This collection includes most of the ASU Theses and Dissertations from 2011 to present. ASU Theses and Dissertations are available in downloadable PDF format; however, a small percentage of items are under embargo. Information about the dissertations/theses includes degree information, committee members, an abstract, supporting data or media.

In addition to the electronic theses found in the ASU Digital Repository, ASU Theses and Dissertations can be found in the ASU Library Catalog.

Dissertations and Theses granted by Arizona State University are archived and made available through a joint effort of the ASU Graduate College and the ASU Libraries. For more information or questions about this collection contact or visit the Digital Repository ETD Library Guide or contact the ASU Graduate College at gradformat@asu.edu.


Studies in Second Language Acquisition and Neurolinguistics have argued that adult learners when dealing with certain phonological features of L2, such as segmental and suprasegmental ones, face problems of articulatory placement (Esling, 2006; Abercrombie, 1967) and somatosensory stimulation (Guenther, Ghosh, & Tourville, 2006; Waldron, 2010). These studies have argued that adult phonological acquisition is a complex matter that needs to be informed by a specialized sensorimotor theory of speech acquisition. They further suggested that traditional pronunciation pedagogy needs to be enhanced by an approach to learning offering learners fundamental and practical sensorimotor tools to advance the quality of L2 speech …

Contributors
Lima, Alberto, Pruitt, Kathryn, Van Gelderen, Elly, et al.
Created Date
2015

This semester-long study examined the functions for which English (L1) and Spanish (L2) were used in two intact hybrid Spanish as a foreign language (FL) university classes at the 202 (fourth semester) level. Five 75-minutes classes of two instructors were observed by the researcher, video- and audio-recorded, and transcribed. A survey was also used to determine the functions for which the instructors and students believed that Spanish and English were used in the classroom, and the functions for which both believed that the two languages should be used. Talking about a test and teaching grammar were the functions for which …

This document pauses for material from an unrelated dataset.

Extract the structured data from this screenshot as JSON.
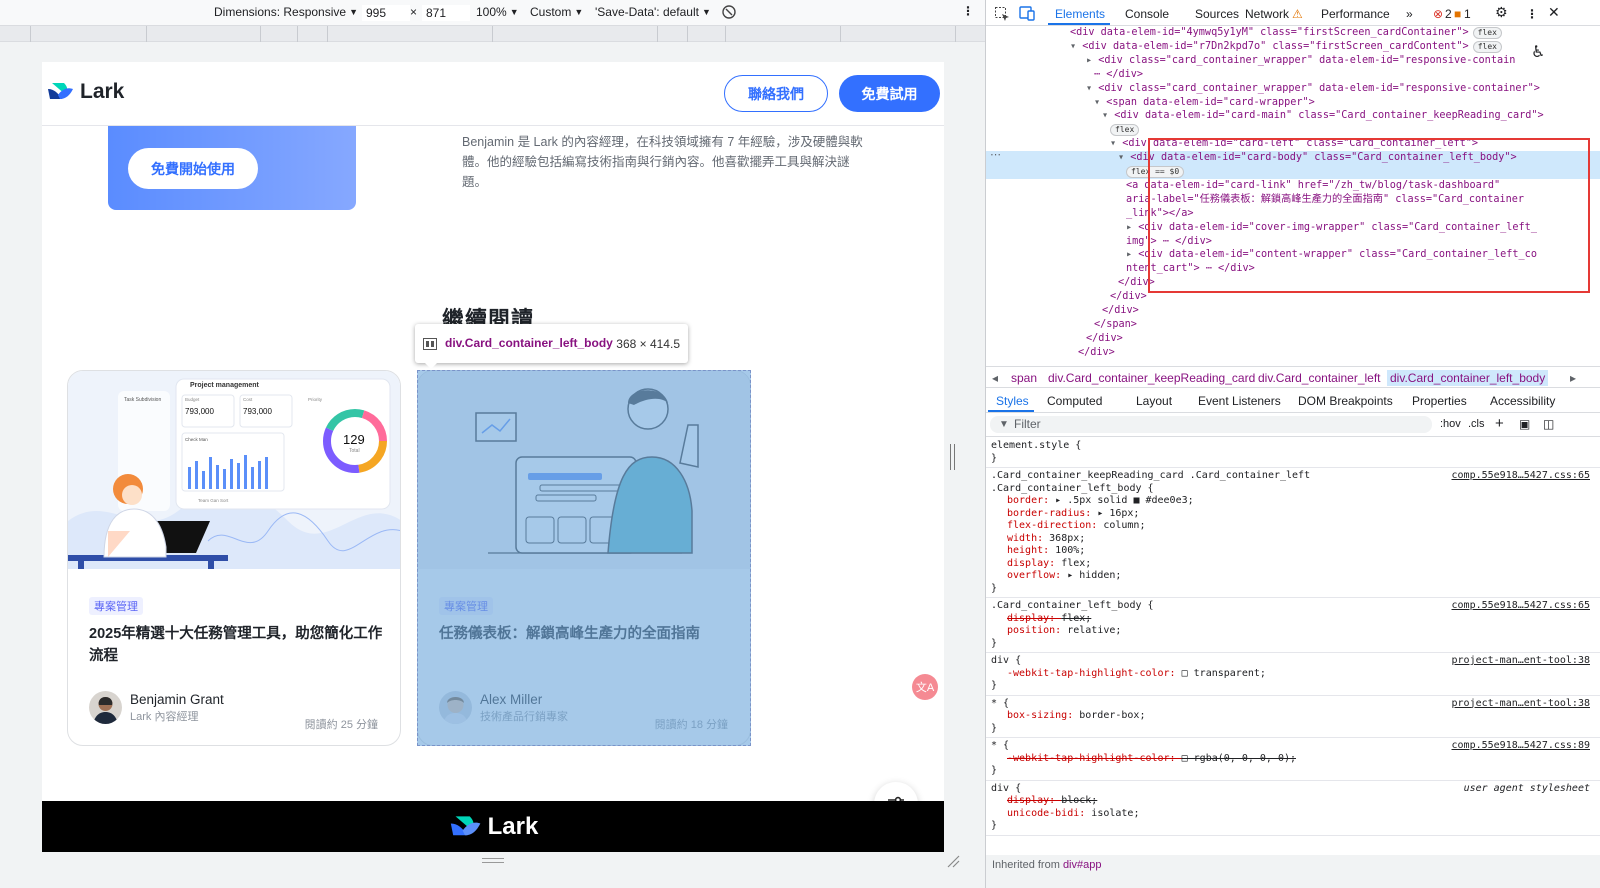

Contributors
Hansel, Patsy Jane, Lafford, Barbara A, García, Carmen, et al.
Created Date
2012